Herb Dean was forced to corral Palhares and tell him the fight was still going on. When the action was re-started, Miller immediately floored Palhares with a punch, but Palhares quickly recovered and did enough through the rest of the match to earn a comfortable unanimous decision win (29–27, 30–27, 30–25).
For ‘Toquinho’, it’s just the latest chapter in a controversial UFC career that has already included a 90-day suspension due to brutality, and an epically failed attempt to file a greasing complaint against Nate Marquardt while Marquardt was beating the crap out of him. But Palhares says the Miller non-stoppage was just a simple misunderstanding:
Don’t ever tell this guy you want to “hang out and twist one up” — it doesn’t translate well. VidProps: UFC/YouTube

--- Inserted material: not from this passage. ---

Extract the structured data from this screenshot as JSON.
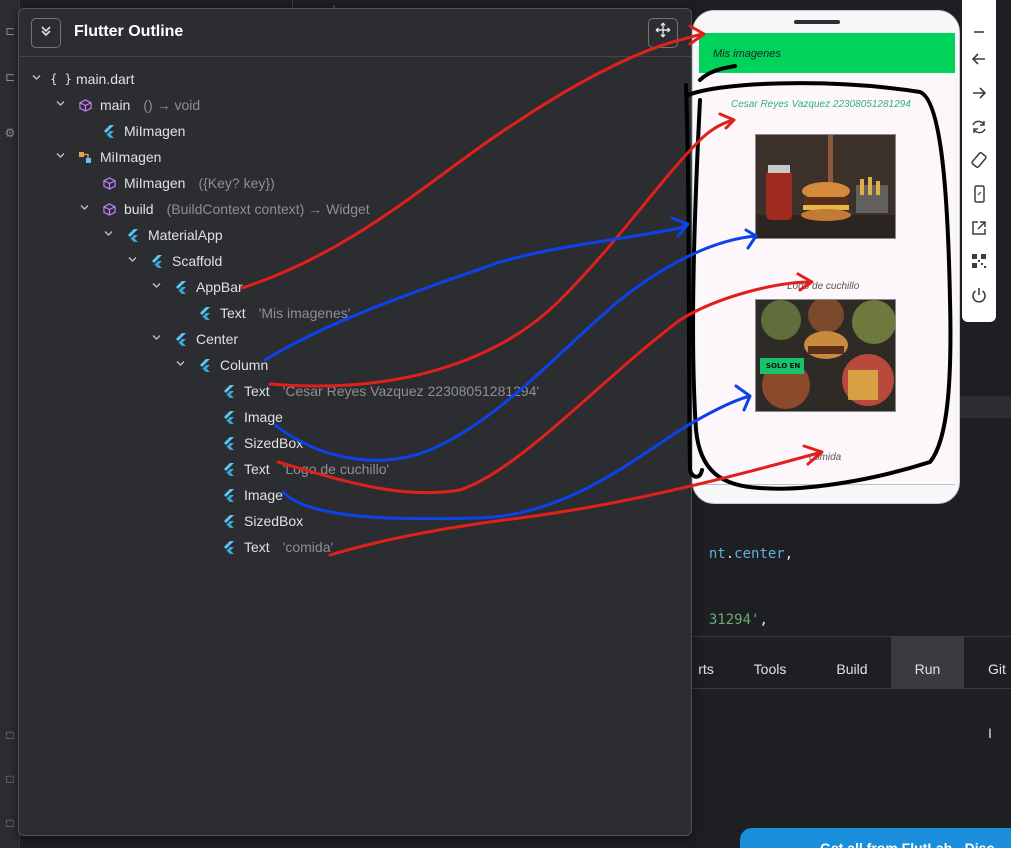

Rousimar Palhares is the root cause of 35% of all cases of Restless Leg Syndrome on the planet. If you have fully-functioning knees, you have never rolled with Toquinho. If your initials are “ACL“, chances are you have woken up screaming in the middle of the night due to a nightmare you can barely remember, but you were strangely compelled to check under your bed for Palhares. In 1903, Hurricane Rousimar barreled through Puerto Rico and the northern coast of South America. No one was killed, but thousands were unable to walk normally for the rest of their lives. Chuck Norris is the reason giraffes have long necks (roundhouse kick), but Rousimar Palhares is the reason they have those gnarly knees (hoof hook).
Some of that stuff may possibly have been made up and/or hyperbolized, but we all know that, like the Wu-Tang Clan, Rousimar P. ain’t nothing to fuck with. With his UFC Rio bout with Dan Miller almost upon us, let’s all take a few moments to get to know Paul Harris a bit better. When he’s not ruining your mobility for life, he actually seems like a humble, friendly kind of guy. Just don’t make him angry. You wouldn’t like him when he’s angry.
Leave your own boasts of Palhares’ crazy awesomeness in the comments, if you think you can do better.
Ed “Short Fuse” Herman impressed some of us last night when he went all Paul Harris on poor Kyle Noke, catching Noke with a heel hook and torquing that motherlover until Mario Yamasaki noticed Noke’s “owwie” face and tap simultaneously, stopping it with a minute left in the first round. No official word yet, but expect Noke to be walking gingerly for the next few weeks.
If you’re not familiar with the much-feared heel hook, take a quick peep at this video where the lovely Joanne Spracklen demonstrates the mechanics, and keep in mind that the twisting action at the heel puts a lot of strain on the knee of that leg. And when we say “a lot of strain”, we mean that ligaments pop and tissues tear when you start cranking on this.
Joanne illustrates the standard heel hook, whereas Herman pulled off the inverted variety, moving Noke’s leg to the other side of his hips and twisting the toes out away from the body; the effects are every bit as devastating.
Do NOT try this at home. Seriously, people talk about how kids are resilient and can bounce back from anything, but surgery on knee ligaments will slow even the best of them way down.
Plus, i’m being told that mine is past the manufacturer’s warranty period, and now i have to pay out of pocket to get him fixed. And that’s why we can’t have nice things.